[Component data from apps and pages]
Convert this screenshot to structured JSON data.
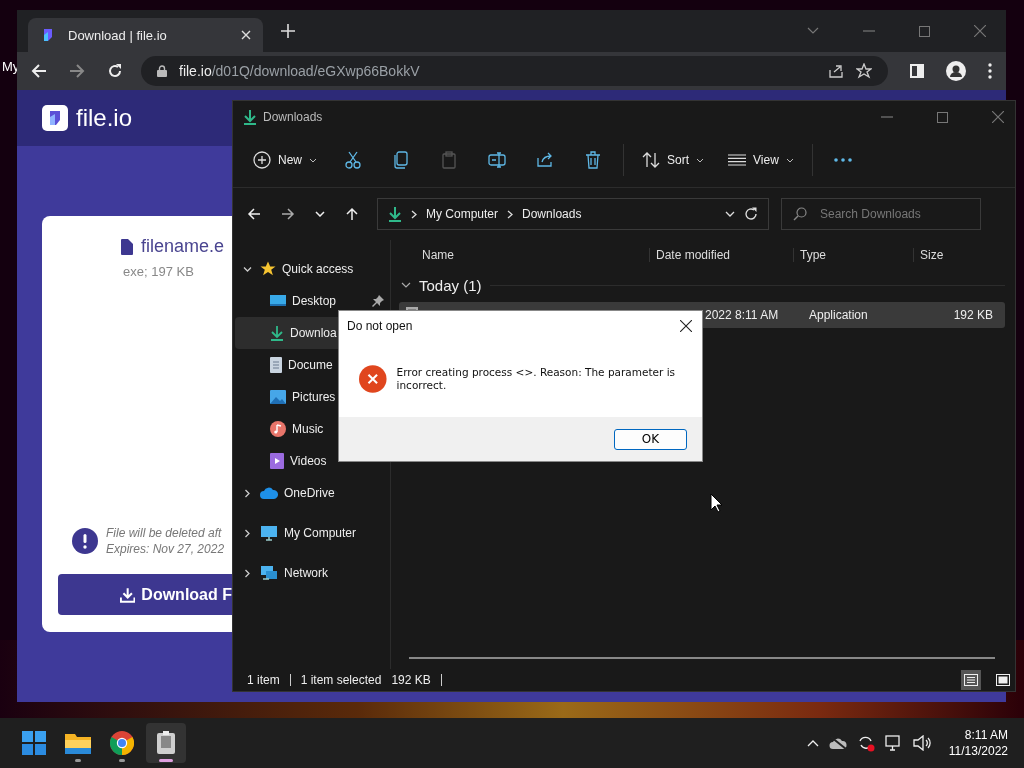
{
  "desktop": {
    "icon_label": "My"
  },
  "browser": {
    "tab": {
      "title": "Download | file.io",
      "selected": true
    },
    "url_host": "file.io",
    "url_path": "/d01Q/download/eGXwp66BokkV",
    "page": {
      "brand": "file.io",
      "file_name": "filename.e",
      "file_meta": "exe; 197 KB",
      "notice": "File will be deleted aft",
      "expires": "Expires: Nov 27, 2022",
      "download_button": "Download F"
    }
  },
  "explorer": {
    "title": "Downloads",
    "toolbar": [
      {
        "kind": "new",
        "label": "New",
        "disabled": false
      },
      {
        "kind": "cut",
        "disabled": false
      },
      {
        "kind": "copy",
        "disabled": false
      },
      {
        "kind": "paste",
        "disabled": true
      },
      {
        "kind": "rename",
        "disabled": false
      },
      {
        "kind": "share",
        "disabled": false
      },
      {
        "kind": "delete",
        "disabled": false
      },
      {
        "kind": "sort",
        "label": "Sort",
        "disabled": false
      },
      {
        "kind": "view",
        "label": "View",
        "disabled": false
      },
      {
        "kind": "more",
        "disabled": false
      }
    ],
    "breadcrumb": [
      "My Computer",
      "Downloads"
    ],
    "search": {
      "placeholder": "Search Downloads"
    },
    "sidebar": [
      {
        "kind": "star",
        "label": "Quick access",
        "expanded": true,
        "selected": false,
        "children": [
          {
            "kind": "desktop",
            "label": "Desktop",
            "pinned": true,
            "selected": false
          },
          {
            "kind": "download",
            "label": "Downloa",
            "pinned": false,
            "selected": true
          },
          {
            "kind": "document",
            "label": "Docume",
            "pinned": false,
            "selected": false
          },
          {
            "kind": "pictures",
            "label": "Pictures",
            "pinned": false,
            "selected": false
          },
          {
            "kind": "music",
            "label": "Music",
            "pinned": false,
            "selected": false
          },
          {
            "kind": "videos",
            "label": "Videos",
            "pinned": false,
            "selected": false
          }
        ]
      },
      {
        "kind": "cloud",
        "label": "OneDrive",
        "expanded": false,
        "selected": false
      },
      {
        "kind": "computer",
        "label": "My Computer",
        "expanded": false,
        "selected": false
      },
      {
        "kind": "network",
        "label": "Network",
        "expanded": false,
        "selected": false
      }
    ],
    "columns": [
      "Name",
      "Date modified",
      "Type",
      "Size"
    ],
    "group": "Today (1)",
    "rows": [
      {
        "date": "2022 8:11 AM",
        "type": "Application",
        "size": "192 KB",
        "selected": true
      }
    ],
    "status": {
      "count": "1 item",
      "selection": "1 item selected",
      "size": "192 KB"
    },
    "view_modes": [
      {
        "kind": "details",
        "selected": true
      },
      {
        "kind": "tiles",
        "selected": false
      }
    ]
  },
  "dialog": {
    "title": "Do not open",
    "message": "Error creating process <>.  Reason: The parameter is incorrect.",
    "button": "OK"
  },
  "taskbar": {
    "apps": [
      {
        "kind": "start",
        "running": false,
        "active": false
      },
      {
        "kind": "files",
        "running": true,
        "active": false
      },
      {
        "kind": "chrome",
        "running": true,
        "active": false
      },
      {
        "kind": "app",
        "running": true,
        "active": true
      }
    ],
    "clock": {
      "time": "8:11 AM",
      "date": "11/13/2022"
    }
  }
}
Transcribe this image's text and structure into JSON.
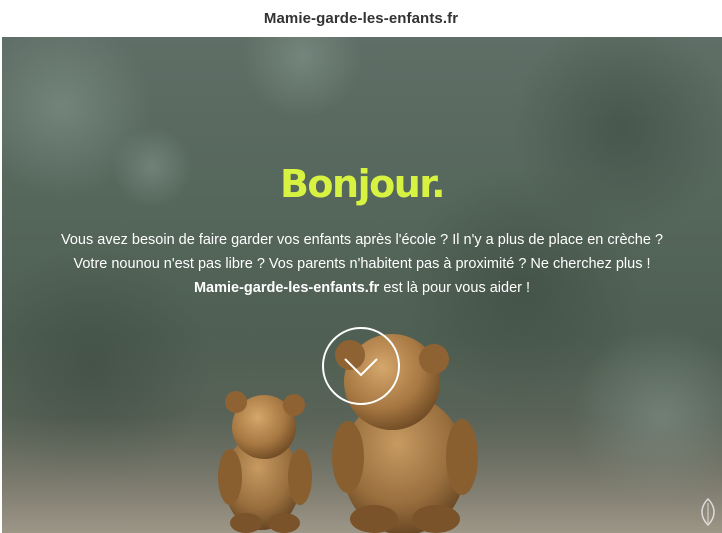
{
  "header": {
    "site_title": "Mamie-garde-les-enfants.fr"
  },
  "hero": {
    "greeting": "Bonjour.",
    "line1": "Vous avez besoin de faire garder vos enfants après l'école ? Il n'y a plus de place en crèche ?",
    "line2": "Votre nounou n'est pas libre ? Vos parents n'habitent pas à proximité ? Ne cherchez plus !",
    "line3_brand": "Mamie-garde-les-enfants.fr",
    "line3_rest": " est là pour vous aider !",
    "scroll_icon": "chevron-down-icon",
    "corner_icon": "leaf-icon"
  },
  "colors": {
    "accent": "#d7f241",
    "text_light": "#ffffff",
    "header_text": "#333333"
  }
}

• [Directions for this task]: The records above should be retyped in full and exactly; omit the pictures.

• [Expected output]:
Convert this screenshot to structured JSON data.
{
  "desktop": {
    "icon_label": "My"
  },
  "browser": {
    "tab": {
      "title": "Download | file.io",
      "selected": true
    },
    "url_host": "file.io",
    "url_path": "/d01Q/download/eGXwp66BokkV",
    "page": {
      "brand": "file.io",
      "file_name": "filename.e",
      "file_meta": "exe; 197 KB",
      "notice": "File will be deleted aft",
      "expires": "Expires: Nov 27, 2022",
      "download_button": "Download F"
    }
  },
  "explorer": {
    "title": "Downloads",
    "toolbar": [
      {
        "kind": "new",
        "label": "New",
        "disabled": false
      },
      {
        "kind": "cut",
        "disabled": false
      },
      {
        "kind": "copy",
        "disabled": false
      },
      {
        "kind": "paste",
        "disabled": true
      },
      {
        "kind": "rename",
        "disabled": false
      },
      {
        "kind": "share",
        "disabled": false
      },
      {
        "kind": "delete",
        "disabled": false
      },
      {
        "kind": "sort",
        "label": "Sort",
        "disabled": false
      },
      {
        "kind": "view",
        "label": "View",
        "disabled": false
      },
      {
        "kind": "more",
        "disabled": false
      }
    ],
    "breadcrumb": [
      "My Computer",
      "Downloads"
    ],
    "search": {
      "placeholder": "Search Downloads"
    },
    "sidebar": [
      {
        "kind": "star",
        "label": "Quick access",
        "expanded": true,
        "selected": false,
        "children": [
          {
            "kind": "desktop",
            "label": "Desktop",
            "pinned": true,
            "selected": false
          },
          {
            "kind": "download",
            "label": "Downloa",
            "pinned": false,
            "selected": true
          },
          {
            "kind": "document",
            "label": "Docume",
            "pinned": false,
            "selected": false
          },
          {
            "kind": "pictures",
            "label": "Pictures",
            "pinned": false,
            "selected": false
          },
          {
            "kind": "music",
            "label": "Music",
            "pinned": false,
            "selected": false
          },
          {
            "kind": "videos",
            "label": "Videos",
            "pinned": false,
            "selected": false
          }
        ]
      },
      {
        "kind": "cloud",
        "label": "OneDrive",
        "expanded": false,
        "selected": false
      },
      {
        "kind": "computer",
        "label": "My Computer",
        "expanded": false,
        "selected": false
      },
      {
        "kind": "network",
        "label": "Network",
        "expanded": false,
        "selected": false
      }
    ],
    "columns": [
      "Name",
      "Date modified",
      "Type",
      "Size"
    ],
    "group": "Today (1)",
    "rows": [
      {
        "date": "2022 8:11 AM",
        "type": "Application",
        "size": "192 KB",
        "selected": true
      }
    ],
    "status": {
      "count": "1 item",
      "selection": "1 item selected",
      "size": "192 KB"
    },
    "view_modes": [
      {
        "kind": "details",
        "selected": true
      },
      {
        "kind": "tiles",
        "selected": false
      }
    ]
  },
  "dialog": {
    "title": "Do not open",
    "message": "Error creating process <>.  Reason: The parameter is incorrect.",
    "button": "OK"
  },
  "taskbar": {
    "apps": [
      {
        "kind": "start",
        "running": false,
        "active": false
      },
      {
        "kind": "files",
        "running": true,
        "active": false
      },
      {
        "kind": "chrome",
        "running": true,
        "active": false
      },
      {
        "kind": "app",
        "running": true,
        "active": true
      }
    ],
    "clock": {
      "time": "8:11 AM",
      "date": "11/13/2022"
    }
  }
}
Transcribe this image's text and structure into JSON.
{
  "header": {
    "site_title": "Mamie-garde-les-enfants.fr"
  },
  "hero": {
    "greeting": "Bonjour.",
    "line1": "Vous avez besoin de faire garder vos enfants après l'école ? Il n'y a plus de place en crèche ?",
    "line2": "Votre nounou n'est pas libre ? Vos parents n'habitent pas à proximité ? Ne cherchez plus !",
    "line3_brand": "Mamie-garde-les-enfants.fr",
    "line3_rest": " est là pour vous aider !",
    "scroll_icon": "chevron-down-icon",
    "corner_icon": "leaf-icon"
  },
  "colors": {
    "accent": "#d7f241",
    "text_light": "#ffffff",
    "header_text": "#333333"
  }
}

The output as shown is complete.